"The opportunity to go out on the biggest stage and play for your country against a team like the French, that is an opportunity you play the game for. I just want to get out there and show that this team and myself can play our best.
"Being captain of the All Blacks, it's a huge honour for starters, but there there is a lot of responsibility that comes with it. The expectation is that you set the standards that have been forged over a long period of time, and I guess I've got to, along with the coaches, drive that. And you have still got to go out and be a top player.
"I look at it as a huge privilege, a huge honour every time you take the field. I won't be around forever, but hopefully when I leave one day, people will say that all the history has gone before, all the legacies that have been set, have been upheld if not raised."
New Zealand have been the world's number one team for so long that it would be a travesty if they do not lift a trophy that has seemingly had their name written on it since day one of this tournament. But McCaw urges caution against the theory that it is just a case of the All Blacks merely turning up.
"We've got guys that are good enough, but that guarantees nothing," he said "People say who deserves what, but at the end of the day in a final it's not about who deserves what, it is about who goes and plays the best rugby on that stage, in this game.
"It is about going out and performing, playing the best game we've ever played in a World Cup final. That is the opportunity that is there, and from our point of view we don't want to let it slip by.
"You have got to produce the goods when it counts. I think a lot of the guys that have been around a while understand that.

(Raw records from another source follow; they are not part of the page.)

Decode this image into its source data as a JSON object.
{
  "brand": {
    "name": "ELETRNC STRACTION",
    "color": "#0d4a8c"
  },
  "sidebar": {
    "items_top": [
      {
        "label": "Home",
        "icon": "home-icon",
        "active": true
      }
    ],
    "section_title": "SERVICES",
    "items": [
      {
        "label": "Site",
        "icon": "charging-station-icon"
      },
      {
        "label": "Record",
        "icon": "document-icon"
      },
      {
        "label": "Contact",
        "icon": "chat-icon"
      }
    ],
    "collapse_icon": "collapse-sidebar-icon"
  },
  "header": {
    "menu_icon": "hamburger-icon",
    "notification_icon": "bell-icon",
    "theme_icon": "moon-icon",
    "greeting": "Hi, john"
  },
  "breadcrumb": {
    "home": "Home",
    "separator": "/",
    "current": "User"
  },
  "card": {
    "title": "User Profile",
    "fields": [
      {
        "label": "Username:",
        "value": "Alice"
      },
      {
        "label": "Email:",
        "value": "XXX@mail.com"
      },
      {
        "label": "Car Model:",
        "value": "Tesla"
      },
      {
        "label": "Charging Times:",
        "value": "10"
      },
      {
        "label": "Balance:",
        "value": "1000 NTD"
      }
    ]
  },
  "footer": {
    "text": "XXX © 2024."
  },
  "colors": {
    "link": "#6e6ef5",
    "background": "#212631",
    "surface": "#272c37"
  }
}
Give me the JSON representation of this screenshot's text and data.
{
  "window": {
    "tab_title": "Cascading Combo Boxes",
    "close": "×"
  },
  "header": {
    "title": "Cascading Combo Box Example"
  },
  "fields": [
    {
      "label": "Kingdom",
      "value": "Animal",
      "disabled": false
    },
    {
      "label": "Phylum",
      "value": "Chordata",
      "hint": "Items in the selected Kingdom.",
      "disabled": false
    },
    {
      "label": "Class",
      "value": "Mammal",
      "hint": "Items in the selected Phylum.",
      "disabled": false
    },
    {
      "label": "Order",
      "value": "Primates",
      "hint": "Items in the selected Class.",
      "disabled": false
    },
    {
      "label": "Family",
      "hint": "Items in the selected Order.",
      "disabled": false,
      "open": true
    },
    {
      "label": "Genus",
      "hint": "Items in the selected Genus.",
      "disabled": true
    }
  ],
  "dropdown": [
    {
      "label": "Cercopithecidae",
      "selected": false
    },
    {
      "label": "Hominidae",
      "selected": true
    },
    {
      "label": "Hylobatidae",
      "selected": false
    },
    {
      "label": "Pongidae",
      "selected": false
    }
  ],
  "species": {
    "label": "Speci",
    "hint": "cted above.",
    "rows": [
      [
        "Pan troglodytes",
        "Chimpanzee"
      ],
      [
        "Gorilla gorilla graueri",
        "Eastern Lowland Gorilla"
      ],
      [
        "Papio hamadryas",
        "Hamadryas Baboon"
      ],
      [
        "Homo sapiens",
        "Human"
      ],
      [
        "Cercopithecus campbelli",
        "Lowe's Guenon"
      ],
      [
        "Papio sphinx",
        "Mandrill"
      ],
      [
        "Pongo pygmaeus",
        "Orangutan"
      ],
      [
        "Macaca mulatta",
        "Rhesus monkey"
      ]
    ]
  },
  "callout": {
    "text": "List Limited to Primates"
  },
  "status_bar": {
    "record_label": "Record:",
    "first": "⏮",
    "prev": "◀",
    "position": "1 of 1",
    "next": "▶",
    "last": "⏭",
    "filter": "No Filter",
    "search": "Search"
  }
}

There are absolutely no guarantees."
© ESPN Sports Media Ltd.
Stingers, a rampaging Fijian and two Dannys looking to be champions of the world - Monday Maul looks at some key talking points
The latest Week in Pictures takes in the Top 14, Super Rugby and the Aviva Premiership with fireworks and monsters both featuring
Firdose Moonda looks at the moves towards greater integration within South African rugby ... and what the future holds
It is 100 years this week since the last international match played in Europe before the outbreak of World War One. Rewind remembers the fixture's longest-living survivor